Task requirements: Your answer should consist of each line from the data below that contains "Azure".

■ ■ ■ ■ ■ ■ ■

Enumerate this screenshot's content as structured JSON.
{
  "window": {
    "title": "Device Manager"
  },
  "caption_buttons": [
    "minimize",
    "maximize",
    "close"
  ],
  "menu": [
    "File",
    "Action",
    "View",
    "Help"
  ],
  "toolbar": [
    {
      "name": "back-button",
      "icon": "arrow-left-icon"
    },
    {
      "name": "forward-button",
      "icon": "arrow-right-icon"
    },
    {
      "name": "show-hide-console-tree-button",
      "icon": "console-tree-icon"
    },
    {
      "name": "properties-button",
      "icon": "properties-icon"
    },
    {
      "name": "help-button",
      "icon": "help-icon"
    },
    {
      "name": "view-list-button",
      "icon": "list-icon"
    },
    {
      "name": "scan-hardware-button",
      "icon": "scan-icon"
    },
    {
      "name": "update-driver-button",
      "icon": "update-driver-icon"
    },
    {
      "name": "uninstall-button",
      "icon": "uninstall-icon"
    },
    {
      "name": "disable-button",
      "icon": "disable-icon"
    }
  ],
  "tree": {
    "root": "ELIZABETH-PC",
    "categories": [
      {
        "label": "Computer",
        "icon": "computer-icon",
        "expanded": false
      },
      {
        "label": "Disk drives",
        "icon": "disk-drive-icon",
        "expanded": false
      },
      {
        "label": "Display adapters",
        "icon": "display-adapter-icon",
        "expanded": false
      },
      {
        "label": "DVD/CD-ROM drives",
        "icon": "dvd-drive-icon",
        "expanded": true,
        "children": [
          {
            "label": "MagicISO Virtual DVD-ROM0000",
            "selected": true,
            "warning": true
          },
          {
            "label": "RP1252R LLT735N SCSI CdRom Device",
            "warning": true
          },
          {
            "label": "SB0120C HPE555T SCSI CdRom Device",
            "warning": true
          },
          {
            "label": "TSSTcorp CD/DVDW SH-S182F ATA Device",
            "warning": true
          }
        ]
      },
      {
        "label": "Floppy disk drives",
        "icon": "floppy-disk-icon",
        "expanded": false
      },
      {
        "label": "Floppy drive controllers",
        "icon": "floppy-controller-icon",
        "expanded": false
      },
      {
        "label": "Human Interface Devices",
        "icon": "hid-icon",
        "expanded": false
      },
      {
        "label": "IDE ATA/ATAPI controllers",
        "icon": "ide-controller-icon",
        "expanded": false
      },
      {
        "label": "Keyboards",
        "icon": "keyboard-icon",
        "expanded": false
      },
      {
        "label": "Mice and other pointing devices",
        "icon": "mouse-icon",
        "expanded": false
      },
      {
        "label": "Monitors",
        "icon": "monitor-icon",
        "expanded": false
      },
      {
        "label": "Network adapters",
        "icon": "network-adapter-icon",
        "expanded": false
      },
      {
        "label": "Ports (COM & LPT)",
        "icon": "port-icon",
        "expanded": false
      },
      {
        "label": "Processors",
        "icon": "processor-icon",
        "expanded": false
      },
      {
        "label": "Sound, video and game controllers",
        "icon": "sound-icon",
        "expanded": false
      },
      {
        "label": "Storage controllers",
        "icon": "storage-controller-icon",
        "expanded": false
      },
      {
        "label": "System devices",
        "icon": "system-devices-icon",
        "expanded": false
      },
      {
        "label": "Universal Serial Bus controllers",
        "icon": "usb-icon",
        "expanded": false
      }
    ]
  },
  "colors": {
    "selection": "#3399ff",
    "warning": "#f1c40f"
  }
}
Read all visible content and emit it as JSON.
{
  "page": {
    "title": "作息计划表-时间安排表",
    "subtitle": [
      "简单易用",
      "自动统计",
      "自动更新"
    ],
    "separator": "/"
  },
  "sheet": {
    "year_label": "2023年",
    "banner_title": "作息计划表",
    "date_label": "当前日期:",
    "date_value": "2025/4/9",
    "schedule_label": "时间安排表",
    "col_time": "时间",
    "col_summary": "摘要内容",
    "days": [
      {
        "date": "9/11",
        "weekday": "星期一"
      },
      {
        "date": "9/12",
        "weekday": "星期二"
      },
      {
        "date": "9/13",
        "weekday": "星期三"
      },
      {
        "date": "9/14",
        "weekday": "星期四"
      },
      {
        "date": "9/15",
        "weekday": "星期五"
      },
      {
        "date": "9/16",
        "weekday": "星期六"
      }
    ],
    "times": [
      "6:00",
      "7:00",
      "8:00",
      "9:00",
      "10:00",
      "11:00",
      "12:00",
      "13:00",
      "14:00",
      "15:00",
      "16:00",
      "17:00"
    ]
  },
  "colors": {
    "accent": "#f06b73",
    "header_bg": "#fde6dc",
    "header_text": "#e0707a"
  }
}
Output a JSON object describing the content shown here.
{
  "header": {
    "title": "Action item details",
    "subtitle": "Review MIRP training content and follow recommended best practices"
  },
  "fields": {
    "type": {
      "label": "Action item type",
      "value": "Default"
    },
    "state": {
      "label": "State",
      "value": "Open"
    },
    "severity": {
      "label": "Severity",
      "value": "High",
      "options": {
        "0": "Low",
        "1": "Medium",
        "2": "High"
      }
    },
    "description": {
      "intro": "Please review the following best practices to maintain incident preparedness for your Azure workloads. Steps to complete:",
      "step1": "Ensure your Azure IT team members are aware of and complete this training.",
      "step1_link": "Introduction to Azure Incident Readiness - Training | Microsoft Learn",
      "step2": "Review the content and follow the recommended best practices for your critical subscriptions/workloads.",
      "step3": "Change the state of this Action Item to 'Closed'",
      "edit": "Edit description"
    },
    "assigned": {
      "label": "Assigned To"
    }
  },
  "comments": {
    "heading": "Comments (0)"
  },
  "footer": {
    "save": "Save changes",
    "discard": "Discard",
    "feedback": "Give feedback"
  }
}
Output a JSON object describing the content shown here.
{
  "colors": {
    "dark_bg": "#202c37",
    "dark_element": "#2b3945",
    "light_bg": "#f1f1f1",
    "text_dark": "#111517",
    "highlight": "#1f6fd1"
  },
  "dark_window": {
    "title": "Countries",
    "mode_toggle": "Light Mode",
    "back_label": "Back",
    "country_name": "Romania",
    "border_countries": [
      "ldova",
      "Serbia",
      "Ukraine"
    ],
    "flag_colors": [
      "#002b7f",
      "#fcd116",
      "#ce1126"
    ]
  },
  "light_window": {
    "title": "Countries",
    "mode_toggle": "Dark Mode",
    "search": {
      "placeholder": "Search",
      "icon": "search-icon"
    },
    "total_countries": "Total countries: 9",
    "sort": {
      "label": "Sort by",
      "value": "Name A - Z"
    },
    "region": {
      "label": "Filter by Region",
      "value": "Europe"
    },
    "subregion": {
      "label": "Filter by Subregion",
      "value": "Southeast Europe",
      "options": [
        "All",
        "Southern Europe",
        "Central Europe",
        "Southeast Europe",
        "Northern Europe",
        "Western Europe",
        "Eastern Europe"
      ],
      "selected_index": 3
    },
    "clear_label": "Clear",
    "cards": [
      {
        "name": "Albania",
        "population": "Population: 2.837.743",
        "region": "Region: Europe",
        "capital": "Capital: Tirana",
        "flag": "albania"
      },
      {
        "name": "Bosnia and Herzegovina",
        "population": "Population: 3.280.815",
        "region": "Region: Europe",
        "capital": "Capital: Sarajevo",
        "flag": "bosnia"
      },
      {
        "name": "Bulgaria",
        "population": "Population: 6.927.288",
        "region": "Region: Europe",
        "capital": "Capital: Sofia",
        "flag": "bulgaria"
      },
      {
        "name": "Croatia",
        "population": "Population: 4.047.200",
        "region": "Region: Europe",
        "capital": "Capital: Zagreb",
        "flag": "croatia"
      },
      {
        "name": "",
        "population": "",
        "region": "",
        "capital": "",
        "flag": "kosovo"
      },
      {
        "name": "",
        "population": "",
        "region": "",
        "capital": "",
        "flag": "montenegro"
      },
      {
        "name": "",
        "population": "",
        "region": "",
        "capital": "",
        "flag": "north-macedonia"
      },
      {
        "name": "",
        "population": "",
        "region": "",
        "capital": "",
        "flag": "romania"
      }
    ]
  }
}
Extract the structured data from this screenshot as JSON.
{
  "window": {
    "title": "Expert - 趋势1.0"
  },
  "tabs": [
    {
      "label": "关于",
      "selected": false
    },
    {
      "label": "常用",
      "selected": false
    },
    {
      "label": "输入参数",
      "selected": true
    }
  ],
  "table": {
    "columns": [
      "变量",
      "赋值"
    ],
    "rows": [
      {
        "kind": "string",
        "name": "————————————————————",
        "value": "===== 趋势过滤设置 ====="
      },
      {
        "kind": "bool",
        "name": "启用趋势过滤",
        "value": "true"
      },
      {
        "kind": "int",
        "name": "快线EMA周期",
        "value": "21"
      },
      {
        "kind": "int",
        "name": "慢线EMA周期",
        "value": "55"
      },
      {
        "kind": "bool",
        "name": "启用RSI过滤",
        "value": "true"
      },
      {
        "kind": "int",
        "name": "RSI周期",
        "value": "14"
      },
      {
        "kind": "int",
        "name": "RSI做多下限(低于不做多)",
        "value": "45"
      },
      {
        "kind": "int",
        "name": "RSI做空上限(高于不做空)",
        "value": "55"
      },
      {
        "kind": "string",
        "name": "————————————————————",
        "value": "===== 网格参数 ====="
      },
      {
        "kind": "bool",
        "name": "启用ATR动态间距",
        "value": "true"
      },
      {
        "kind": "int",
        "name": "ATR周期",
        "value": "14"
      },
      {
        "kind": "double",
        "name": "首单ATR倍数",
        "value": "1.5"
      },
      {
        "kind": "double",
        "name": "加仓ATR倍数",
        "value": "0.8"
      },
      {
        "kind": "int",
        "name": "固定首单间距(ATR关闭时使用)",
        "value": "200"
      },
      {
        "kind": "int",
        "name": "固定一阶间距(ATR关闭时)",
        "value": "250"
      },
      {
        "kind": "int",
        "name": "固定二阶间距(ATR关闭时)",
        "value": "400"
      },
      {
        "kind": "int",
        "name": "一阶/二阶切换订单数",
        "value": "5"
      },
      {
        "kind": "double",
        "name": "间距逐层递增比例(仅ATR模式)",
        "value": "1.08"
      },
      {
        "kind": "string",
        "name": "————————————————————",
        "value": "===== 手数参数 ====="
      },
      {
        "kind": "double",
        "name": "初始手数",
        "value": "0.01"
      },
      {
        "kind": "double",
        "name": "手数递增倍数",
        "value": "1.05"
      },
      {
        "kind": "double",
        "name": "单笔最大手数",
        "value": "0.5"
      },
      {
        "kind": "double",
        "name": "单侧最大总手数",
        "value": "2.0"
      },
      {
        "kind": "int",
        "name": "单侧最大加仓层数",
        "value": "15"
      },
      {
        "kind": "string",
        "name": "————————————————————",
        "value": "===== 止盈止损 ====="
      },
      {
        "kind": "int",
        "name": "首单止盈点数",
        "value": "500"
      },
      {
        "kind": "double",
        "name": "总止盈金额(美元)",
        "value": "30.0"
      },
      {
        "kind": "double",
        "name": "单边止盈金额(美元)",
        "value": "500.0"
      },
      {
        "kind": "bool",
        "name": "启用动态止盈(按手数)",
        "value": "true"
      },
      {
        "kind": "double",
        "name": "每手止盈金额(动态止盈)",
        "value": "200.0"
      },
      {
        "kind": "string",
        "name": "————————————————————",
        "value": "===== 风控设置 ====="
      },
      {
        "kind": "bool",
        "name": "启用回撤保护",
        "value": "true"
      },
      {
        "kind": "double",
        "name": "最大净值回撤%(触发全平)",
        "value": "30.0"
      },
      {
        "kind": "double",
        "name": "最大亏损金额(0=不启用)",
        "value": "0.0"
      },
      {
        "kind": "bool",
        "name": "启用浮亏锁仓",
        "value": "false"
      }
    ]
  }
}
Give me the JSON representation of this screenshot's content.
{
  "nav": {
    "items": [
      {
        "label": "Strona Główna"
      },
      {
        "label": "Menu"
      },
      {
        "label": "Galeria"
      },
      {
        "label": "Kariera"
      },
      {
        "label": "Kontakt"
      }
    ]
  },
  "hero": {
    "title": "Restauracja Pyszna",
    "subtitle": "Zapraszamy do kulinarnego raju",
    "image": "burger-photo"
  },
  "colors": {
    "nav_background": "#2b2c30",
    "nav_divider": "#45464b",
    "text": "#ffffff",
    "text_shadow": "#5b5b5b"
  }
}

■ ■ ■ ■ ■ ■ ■

Response:
      "intro": "Please review the following best practices to maintain incident preparedness for your Azure workloads. Steps to complete:",
      "step1": "Ensure your Azure IT team members are aware of and complete this training.",
      "step1_link": "Introduction to Azure Incident Readiness - Training | Microsoft Learn",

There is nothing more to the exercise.